A newspaper screamed that Centre asks the Assam Government 'to act tough'.
It begs the spurious question to many perhaps, act tough against whom? Against whom, are we to flex our muscles? Against the perpetrators of violence? Who are they? Can both the governments tell us their findings on such a sensitive issue.
We are again mistaking the tree for the woods. We are not looking at the causes of the malaise, but its symptoms. Land and its acquisition, the desire to lead a secure life are central questions here. The immediate cause could have been virulent instigation, by one group or the other, but tensions were simmering, they exacerbated when fuel was added to the fire.
This brings us to the basic question of the poor and the landless, in India. If it happens in the different parts of the country, it happens in Assam, and in different parts of North East India as well. It is very simple, the poor need not want to get richer, they want to feel more secure. Why are we impervious to this and look askance at the truth?
The stick will not help solve problems. Counter violence is counter production, which in its wake could lead to further alienation of communities.

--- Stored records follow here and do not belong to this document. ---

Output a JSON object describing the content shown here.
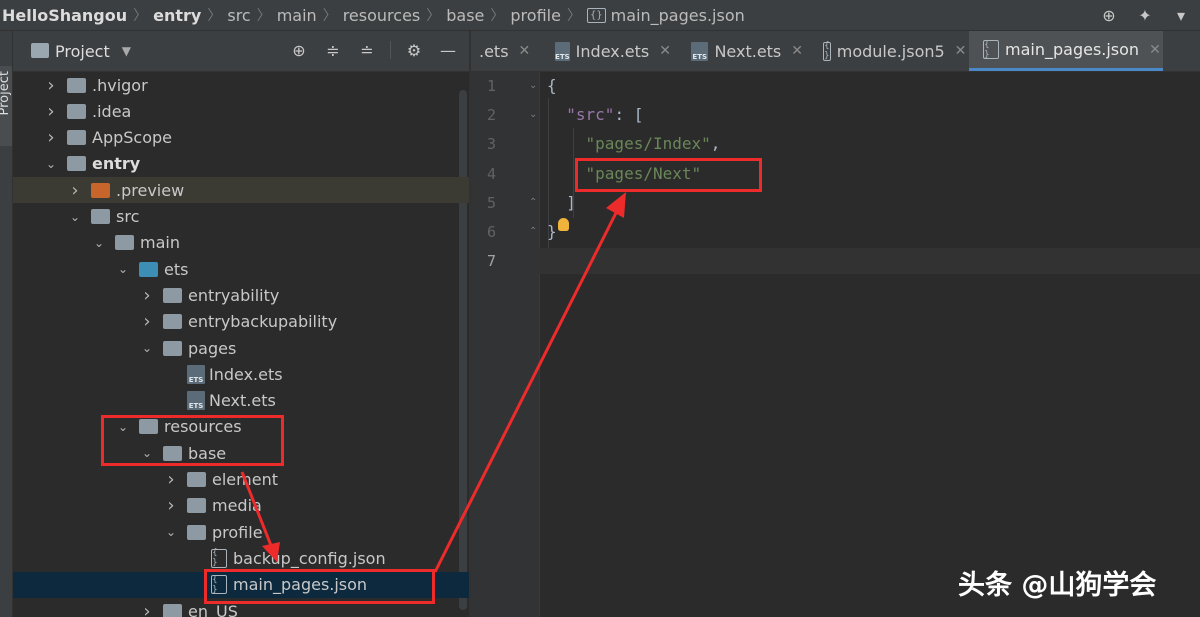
{
  "breadcrumb": [
    {
      "label": "HelloShangou",
      "bold": true
    },
    {
      "label": "entry",
      "bold": true
    },
    {
      "label": "src",
      "bold": false
    },
    {
      "label": "main",
      "bold": false
    },
    {
      "label": "resources",
      "bold": false
    },
    {
      "label": "base",
      "bold": false
    },
    {
      "label": "profile",
      "bold": false
    },
    {
      "label": "main_pages.json",
      "bold": false
    }
  ],
  "side_strip_label": "Project",
  "project_panel": {
    "title": "Project",
    "tree": [
      {
        "label": ".hvigor",
        "indent": 0,
        "expanded": false
      },
      {
        "label": ".idea",
        "indent": 0,
        "expanded": false
      },
      {
        "label": "AppScope",
        "indent": 0,
        "expanded": false
      },
      {
        "label": "entry",
        "indent": 0,
        "expanded": true,
        "bold": true
      },
      {
        "label": ".preview",
        "indent": 1,
        "expanded": false
      },
      {
        "label": "src",
        "indent": 1,
        "expanded": true
      },
      {
        "label": "main",
        "indent": 2,
        "expanded": true
      },
      {
        "label": "ets",
        "indent": 3,
        "expanded": true
      },
      {
        "label": "entryability",
        "indent": 4,
        "expanded": false
      },
      {
        "label": "entrybackupability",
        "indent": 4,
        "expanded": false
      },
      {
        "label": "pages",
        "indent": 4,
        "expanded": true
      },
      {
        "label": "Index.ets",
        "indent": 5
      },
      {
        "label": "Next.ets",
        "indent": 5
      },
      {
        "label": "resources",
        "indent": 3,
        "expanded": true
      },
      {
        "label": "base",
        "indent": 4,
        "expanded": true
      },
      {
        "label": "element",
        "indent": 5,
        "expanded": false
      },
      {
        "label": "media",
        "indent": 5,
        "expanded": false
      },
      {
        "label": "profile",
        "indent": 5,
        "expanded": true
      },
      {
        "label": "backup_config.json",
        "indent": 6
      },
      {
        "label": "main_pages.json",
        "indent": 6
      },
      {
        "label": "en_US",
        "indent": 4,
        "expanded": false
      }
    ]
  },
  "tabs": [
    {
      "label": ".ets"
    },
    {
      "label": "Index.ets"
    },
    {
      "label": "Next.ets"
    },
    {
      "label": "module.json5"
    },
    {
      "label": "main_pages.json"
    }
  ],
  "icon_text": {
    "ets": "ETS",
    "json": "{ }"
  },
  "editor": {
    "line_numbers": [
      "1",
      "2",
      "3",
      "4",
      "5",
      "6",
      "7"
    ],
    "lines": [
      [
        {
          "t": "{",
          "c": "br"
        }
      ],
      [
        {
          "t": "  ",
          "c": "br"
        },
        {
          "t": "\"src\"",
          "c": "key"
        },
        {
          "t": ": [",
          "c": "br"
        }
      ],
      [
        {
          "t": "    ",
          "c": "br"
        },
        {
          "t": "\"pages/Index\"",
          "c": "str"
        },
        {
          "t": ",",
          "c": "br"
        }
      ],
      [
        {
          "t": "    ",
          "c": "br"
        },
        {
          "t": "\"pages/Next\"",
          "c": "str"
        }
      ],
      [
        {
          "t": "  ]",
          "c": "br"
        }
      ],
      [
        {
          "t": "}",
          "c": "br"
        }
      ],
      [
        {
          "t": "",
          "c": "br"
        }
      ]
    ]
  },
  "watermark": "头条 @山狗学会",
  "colors": {
    "annotation": "#ee2b2b",
    "selection": "#0d293e",
    "accent": "#4a88c7"
  }
}
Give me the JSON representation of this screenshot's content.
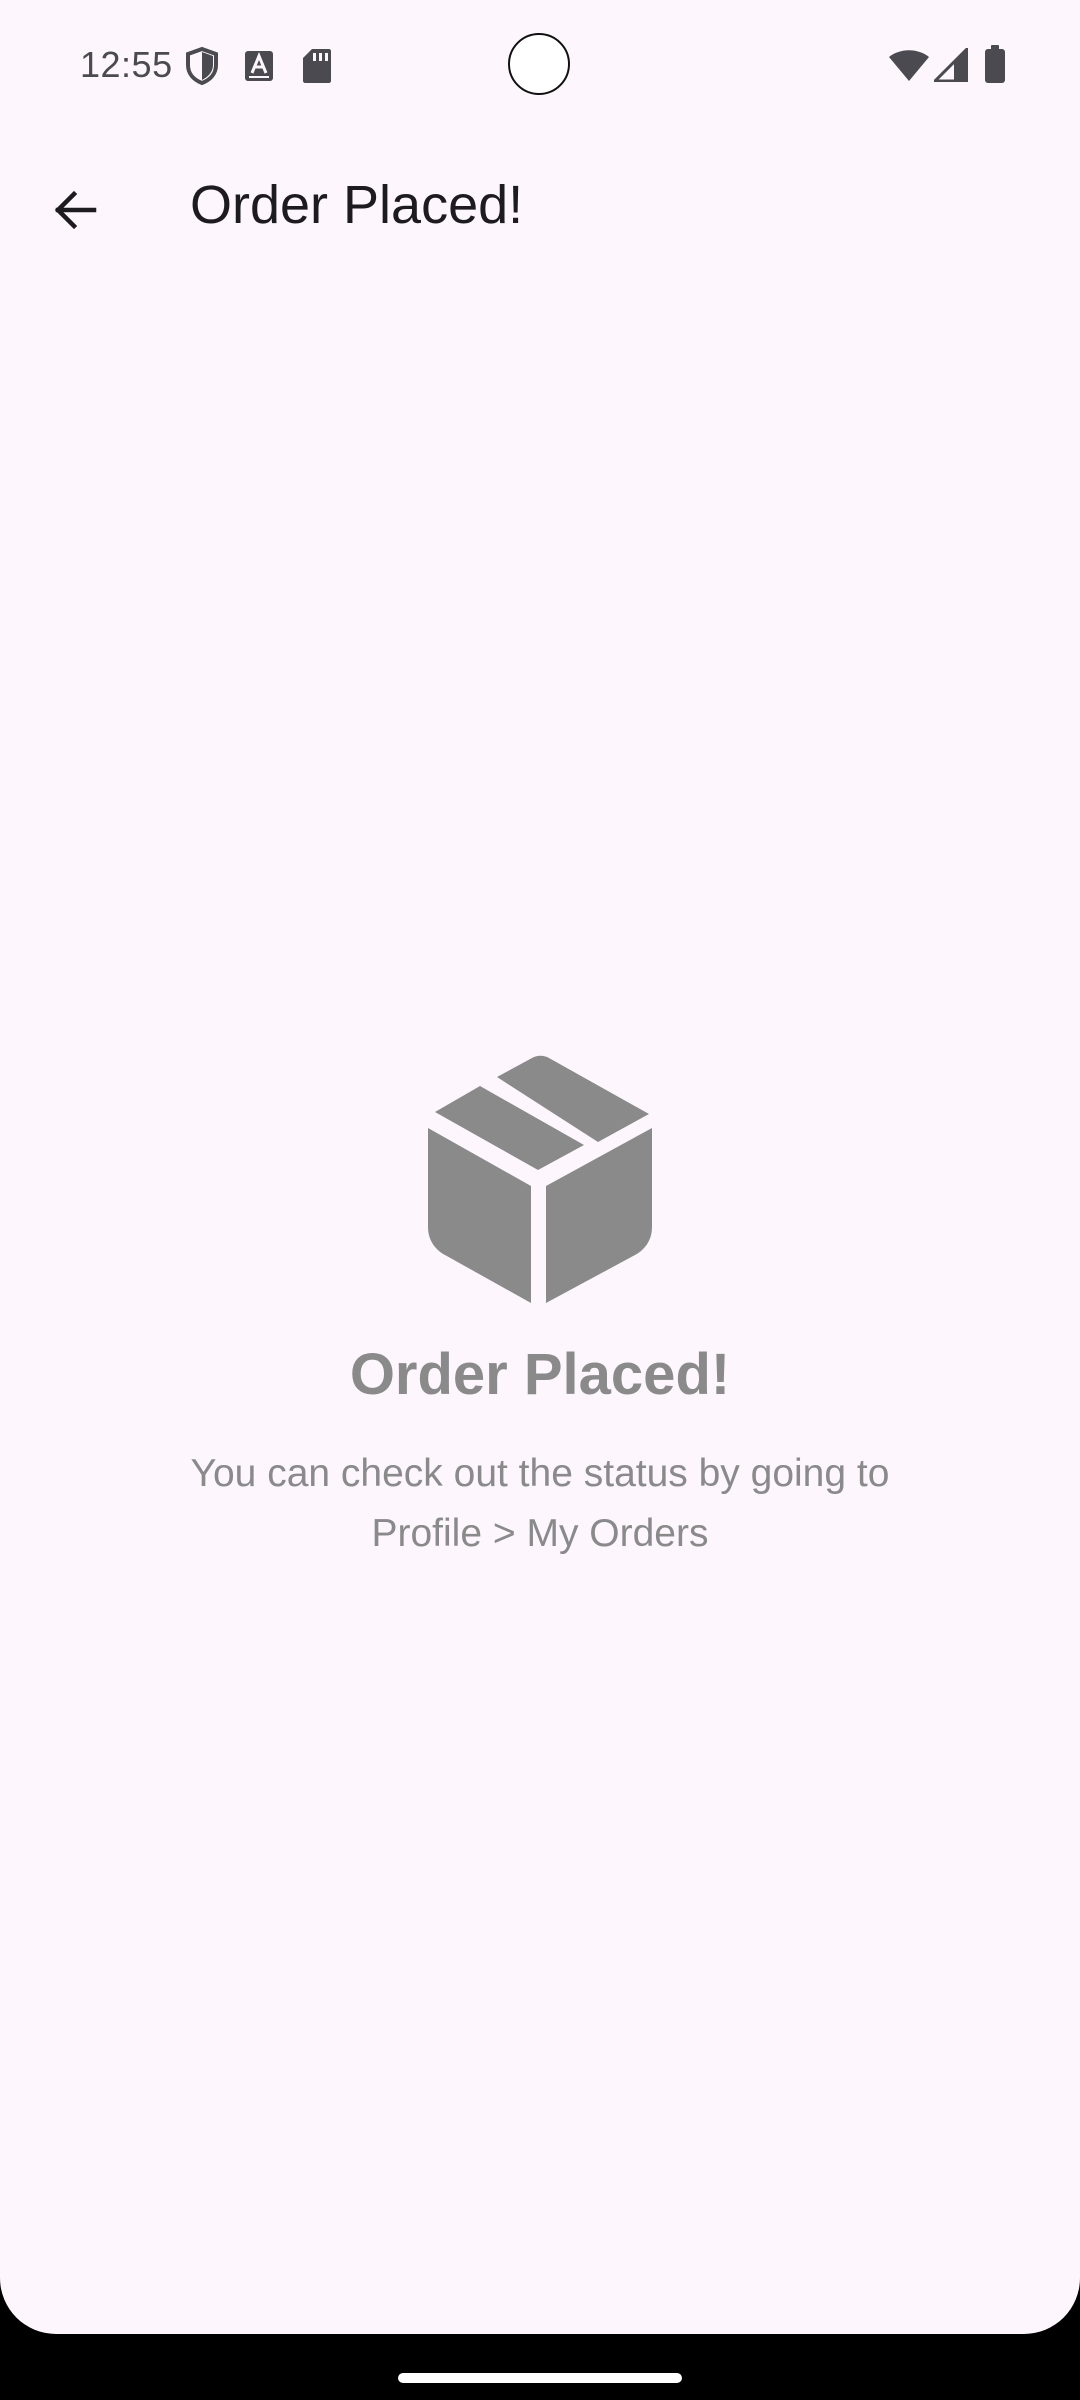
{
  "status_bar": {
    "time": "12:55",
    "left_icons": [
      "shield-icon",
      "text-a-icon",
      "sd-card-icon"
    ],
    "right_icons": [
      "wifi-icon",
      "cellular-icon",
      "battery-icon"
    ]
  },
  "app_bar": {
    "back_icon": "arrow-back-icon",
    "title": "Order Placed!"
  },
  "empty_state": {
    "icon": "package-box-icon",
    "headline": "Order Placed!",
    "message_line1": "You can check out the status by going to",
    "message_line2": "Profile > My Orders"
  },
  "colors": {
    "background": "#fdf6fd",
    "title_text": "#1d1b20",
    "muted_gray": "#8a8a8a"
  }
}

It is the feeling of neglect which is the fount of crises, in North East India- neglect of economy, neglect of feeling different, thinking different and looking different. And this is a cesspool, it takes various forms and manifestations, within the ambit of various, multifarious societies of North East India, tribal, non tribal, hill people and plains people.

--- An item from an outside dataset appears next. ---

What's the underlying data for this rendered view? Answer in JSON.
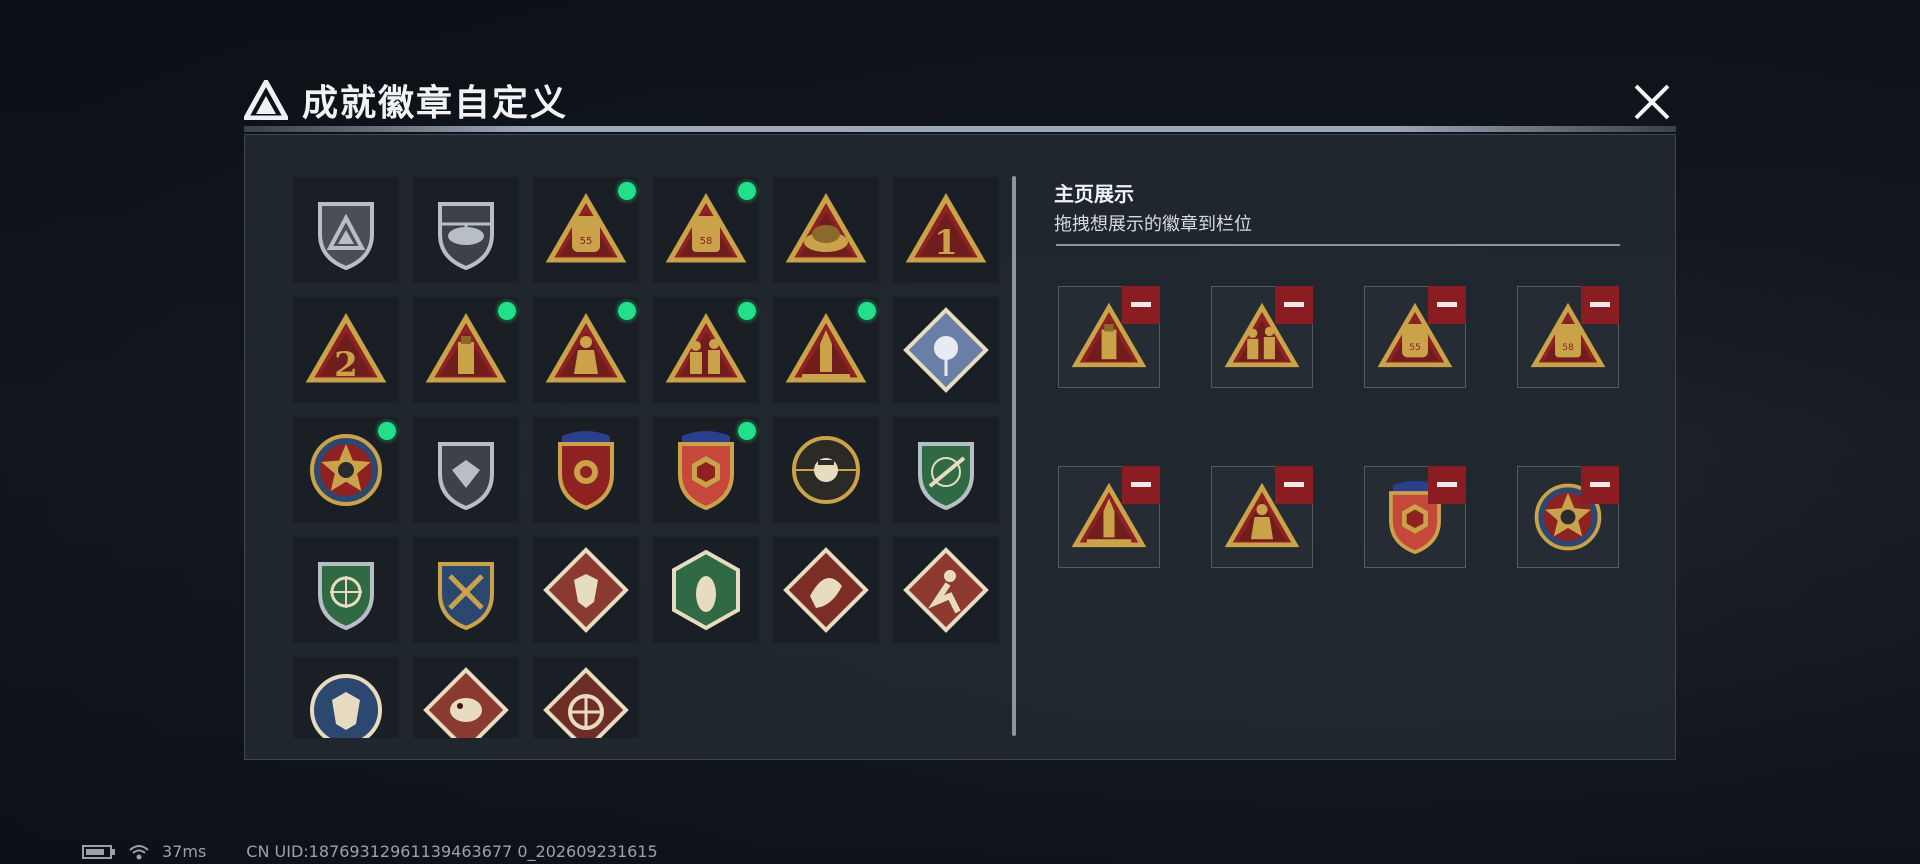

The complexities of the different societies should be the given point, their interaction and relationship within larger units, the give and take, trade and commerce. And here land becomes a focal point, and the matrix of doubt, conflict and even relationships, in this context murderous. That is the tragic confrontation, and loss of rationality, the supremacy of herd feeling over reason. And this can happen, anywhere in the country and the world.
Where have we gone wrong?
Was the BTAD carved out of realities, to give the local people more breathing space, feeling of security in their 'land', in the process there maybe be the emergence of venality and class divisions. Once classes are formulated, then at least superficially there maybe the stability of an inner chaos. I think class divisions are very significant in understanding societies in transition, economic demands and a subsequent orderliness. It is a question of asking for your share and getting it.
Wealth in developing economies, is not always monetized. The economic history, tensions based on acquisition of wealth in the form of land has been the crux in different parts of India, but in North East India since the question of immigration is a real issue, the matter is both internally and externally complex, with also the interplay of politics and the dynamics of political change, which has happened in the Bodo inhabited areas of Assam. Peace and revival of sanity can only be achieved by community processes, where communities in the district and village levels meet consciously to ask for a logical restoration of sanity. This beautiful region of our country with its animated spirit of living life is what it deserves. And the rest of the country should also take a lead, not by remarks which hurt, but by reassuring the peoples of their rich historical legacy, and that they are really wanted, also by not presenting its supposed 'dark' interior.
It's not a question of acting tough, it's a question of understanding and empathy, it's a question of sanitizing the 'mainland' understanding of people who feel marginalized, unwanted and at times despised upon, under dark clouds a nebulous history or for that matter geography. The sooner we get rid of these cloudy myths, the better. It is the duty of the rest of the country to reach out, and understand the region's past, and its dynamic social and cultural realities.